The answer must consist of every line from the data that holds the string "selected".

-- Provided entries follows --

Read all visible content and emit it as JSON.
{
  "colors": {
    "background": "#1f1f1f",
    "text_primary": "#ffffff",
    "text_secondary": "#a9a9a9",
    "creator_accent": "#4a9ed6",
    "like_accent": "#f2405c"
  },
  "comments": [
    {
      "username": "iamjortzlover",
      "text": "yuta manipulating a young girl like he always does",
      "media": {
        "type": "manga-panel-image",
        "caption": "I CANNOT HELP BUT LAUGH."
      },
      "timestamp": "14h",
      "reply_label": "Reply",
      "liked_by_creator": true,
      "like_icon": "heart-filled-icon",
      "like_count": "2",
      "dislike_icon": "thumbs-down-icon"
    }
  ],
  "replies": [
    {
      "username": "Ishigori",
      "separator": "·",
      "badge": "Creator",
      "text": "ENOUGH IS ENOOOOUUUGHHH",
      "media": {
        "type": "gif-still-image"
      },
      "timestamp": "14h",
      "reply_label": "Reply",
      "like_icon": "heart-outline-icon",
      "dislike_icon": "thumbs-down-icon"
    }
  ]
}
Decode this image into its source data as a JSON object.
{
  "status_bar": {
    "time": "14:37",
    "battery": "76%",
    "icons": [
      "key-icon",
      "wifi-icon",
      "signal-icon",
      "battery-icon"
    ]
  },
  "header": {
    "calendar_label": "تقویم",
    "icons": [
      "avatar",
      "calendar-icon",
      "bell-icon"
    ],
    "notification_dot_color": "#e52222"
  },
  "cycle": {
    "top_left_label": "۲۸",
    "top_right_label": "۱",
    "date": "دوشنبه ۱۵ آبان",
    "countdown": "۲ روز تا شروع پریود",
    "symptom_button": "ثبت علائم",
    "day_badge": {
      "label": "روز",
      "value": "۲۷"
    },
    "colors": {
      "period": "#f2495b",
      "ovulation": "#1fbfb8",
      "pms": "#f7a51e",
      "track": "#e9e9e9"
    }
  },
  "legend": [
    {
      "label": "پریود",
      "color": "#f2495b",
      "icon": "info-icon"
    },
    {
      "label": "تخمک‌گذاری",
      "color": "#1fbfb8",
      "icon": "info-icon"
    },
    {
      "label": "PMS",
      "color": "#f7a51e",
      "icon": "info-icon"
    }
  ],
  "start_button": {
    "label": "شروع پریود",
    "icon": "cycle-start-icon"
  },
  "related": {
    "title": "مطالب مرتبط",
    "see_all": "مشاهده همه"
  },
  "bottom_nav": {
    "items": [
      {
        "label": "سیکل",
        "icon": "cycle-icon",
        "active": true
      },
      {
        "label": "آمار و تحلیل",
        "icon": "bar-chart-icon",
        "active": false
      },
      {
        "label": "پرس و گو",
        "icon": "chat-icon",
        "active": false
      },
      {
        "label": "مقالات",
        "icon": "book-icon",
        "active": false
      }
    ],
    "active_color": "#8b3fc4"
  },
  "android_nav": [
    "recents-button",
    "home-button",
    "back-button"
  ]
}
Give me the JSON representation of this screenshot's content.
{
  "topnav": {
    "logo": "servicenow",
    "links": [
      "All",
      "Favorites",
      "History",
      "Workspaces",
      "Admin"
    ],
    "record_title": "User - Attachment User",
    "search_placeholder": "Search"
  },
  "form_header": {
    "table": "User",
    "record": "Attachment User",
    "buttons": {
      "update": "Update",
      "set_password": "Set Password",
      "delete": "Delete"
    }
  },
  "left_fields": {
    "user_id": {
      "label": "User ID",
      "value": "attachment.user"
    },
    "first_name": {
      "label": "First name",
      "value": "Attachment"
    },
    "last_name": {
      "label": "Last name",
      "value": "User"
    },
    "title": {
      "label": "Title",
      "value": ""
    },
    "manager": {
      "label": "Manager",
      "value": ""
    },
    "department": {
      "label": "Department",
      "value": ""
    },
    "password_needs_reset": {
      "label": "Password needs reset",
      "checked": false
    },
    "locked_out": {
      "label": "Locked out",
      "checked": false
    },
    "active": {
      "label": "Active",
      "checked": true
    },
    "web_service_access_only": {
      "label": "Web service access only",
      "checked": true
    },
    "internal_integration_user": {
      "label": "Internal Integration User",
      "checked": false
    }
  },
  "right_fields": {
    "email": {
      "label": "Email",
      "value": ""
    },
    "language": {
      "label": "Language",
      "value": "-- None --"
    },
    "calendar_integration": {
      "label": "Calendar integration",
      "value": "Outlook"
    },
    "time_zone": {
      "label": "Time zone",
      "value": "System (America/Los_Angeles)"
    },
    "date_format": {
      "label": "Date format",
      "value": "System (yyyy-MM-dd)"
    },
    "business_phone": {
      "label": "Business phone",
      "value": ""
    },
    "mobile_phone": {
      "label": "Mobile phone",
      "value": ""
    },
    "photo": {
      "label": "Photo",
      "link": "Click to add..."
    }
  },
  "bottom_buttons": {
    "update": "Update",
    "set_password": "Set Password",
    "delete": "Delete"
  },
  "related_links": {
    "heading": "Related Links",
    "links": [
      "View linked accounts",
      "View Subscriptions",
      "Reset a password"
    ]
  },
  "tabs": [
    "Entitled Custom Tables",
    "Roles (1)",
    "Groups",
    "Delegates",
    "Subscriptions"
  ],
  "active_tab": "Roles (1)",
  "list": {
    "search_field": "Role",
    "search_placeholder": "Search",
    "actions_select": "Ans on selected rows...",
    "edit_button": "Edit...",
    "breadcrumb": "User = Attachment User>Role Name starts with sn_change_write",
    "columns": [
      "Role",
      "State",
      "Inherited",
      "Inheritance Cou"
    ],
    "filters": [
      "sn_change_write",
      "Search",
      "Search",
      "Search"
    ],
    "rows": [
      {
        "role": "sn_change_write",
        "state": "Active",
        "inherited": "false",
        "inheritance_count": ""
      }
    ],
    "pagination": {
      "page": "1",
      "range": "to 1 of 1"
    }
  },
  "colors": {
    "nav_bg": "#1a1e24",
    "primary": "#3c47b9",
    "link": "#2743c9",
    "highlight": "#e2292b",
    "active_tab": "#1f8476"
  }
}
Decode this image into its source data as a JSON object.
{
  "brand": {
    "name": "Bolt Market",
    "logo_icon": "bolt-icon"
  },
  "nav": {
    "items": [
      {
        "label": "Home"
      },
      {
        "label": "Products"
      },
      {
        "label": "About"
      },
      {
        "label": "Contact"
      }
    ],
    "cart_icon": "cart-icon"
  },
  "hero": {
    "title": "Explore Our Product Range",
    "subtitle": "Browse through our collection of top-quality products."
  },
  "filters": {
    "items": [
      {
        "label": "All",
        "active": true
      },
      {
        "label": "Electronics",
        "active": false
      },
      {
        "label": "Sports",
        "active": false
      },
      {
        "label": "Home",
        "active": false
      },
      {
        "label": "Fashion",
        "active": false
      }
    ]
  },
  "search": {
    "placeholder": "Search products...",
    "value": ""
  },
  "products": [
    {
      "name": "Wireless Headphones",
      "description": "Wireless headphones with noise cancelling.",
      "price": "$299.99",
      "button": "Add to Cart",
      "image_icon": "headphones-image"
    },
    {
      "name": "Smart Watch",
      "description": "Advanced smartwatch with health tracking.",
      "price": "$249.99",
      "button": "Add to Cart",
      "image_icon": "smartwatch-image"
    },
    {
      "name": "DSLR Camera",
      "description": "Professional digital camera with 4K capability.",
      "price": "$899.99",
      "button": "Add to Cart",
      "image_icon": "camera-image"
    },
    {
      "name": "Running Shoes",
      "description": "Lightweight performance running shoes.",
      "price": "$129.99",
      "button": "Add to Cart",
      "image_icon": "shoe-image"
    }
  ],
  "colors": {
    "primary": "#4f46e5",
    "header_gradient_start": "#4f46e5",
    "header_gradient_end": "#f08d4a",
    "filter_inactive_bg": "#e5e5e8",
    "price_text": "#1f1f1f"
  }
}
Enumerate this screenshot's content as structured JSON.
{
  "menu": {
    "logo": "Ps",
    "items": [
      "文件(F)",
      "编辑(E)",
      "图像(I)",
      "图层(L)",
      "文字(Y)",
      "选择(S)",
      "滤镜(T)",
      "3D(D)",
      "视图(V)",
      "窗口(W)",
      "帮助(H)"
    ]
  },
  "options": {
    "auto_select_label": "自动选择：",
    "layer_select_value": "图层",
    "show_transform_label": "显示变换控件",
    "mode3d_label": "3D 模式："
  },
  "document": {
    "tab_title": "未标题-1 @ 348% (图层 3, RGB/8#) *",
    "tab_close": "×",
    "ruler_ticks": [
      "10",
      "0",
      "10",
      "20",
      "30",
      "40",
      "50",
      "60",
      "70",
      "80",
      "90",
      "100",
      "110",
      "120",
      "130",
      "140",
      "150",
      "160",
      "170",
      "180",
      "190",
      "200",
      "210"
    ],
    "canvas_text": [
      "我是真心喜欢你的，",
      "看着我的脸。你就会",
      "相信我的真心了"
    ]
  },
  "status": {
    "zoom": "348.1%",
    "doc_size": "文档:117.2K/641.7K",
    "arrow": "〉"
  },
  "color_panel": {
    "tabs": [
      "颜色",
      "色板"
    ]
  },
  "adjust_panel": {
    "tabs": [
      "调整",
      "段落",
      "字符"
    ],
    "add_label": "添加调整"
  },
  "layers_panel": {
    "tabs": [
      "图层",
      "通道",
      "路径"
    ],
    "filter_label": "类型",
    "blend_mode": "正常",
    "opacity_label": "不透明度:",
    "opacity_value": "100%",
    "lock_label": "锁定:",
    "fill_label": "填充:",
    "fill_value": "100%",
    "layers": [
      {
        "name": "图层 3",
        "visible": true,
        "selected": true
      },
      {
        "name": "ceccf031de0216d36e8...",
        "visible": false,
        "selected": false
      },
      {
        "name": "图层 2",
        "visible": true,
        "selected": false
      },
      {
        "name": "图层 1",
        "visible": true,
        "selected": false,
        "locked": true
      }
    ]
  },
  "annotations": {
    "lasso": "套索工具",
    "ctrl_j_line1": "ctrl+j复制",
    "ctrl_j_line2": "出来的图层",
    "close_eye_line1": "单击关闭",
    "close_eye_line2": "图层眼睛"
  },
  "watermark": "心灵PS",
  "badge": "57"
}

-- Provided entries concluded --

- Exercise result -
    "actions_select": "Ans on selected rows...",
        "selected": true
        "selected": false
        "selected": false
        "selected": false,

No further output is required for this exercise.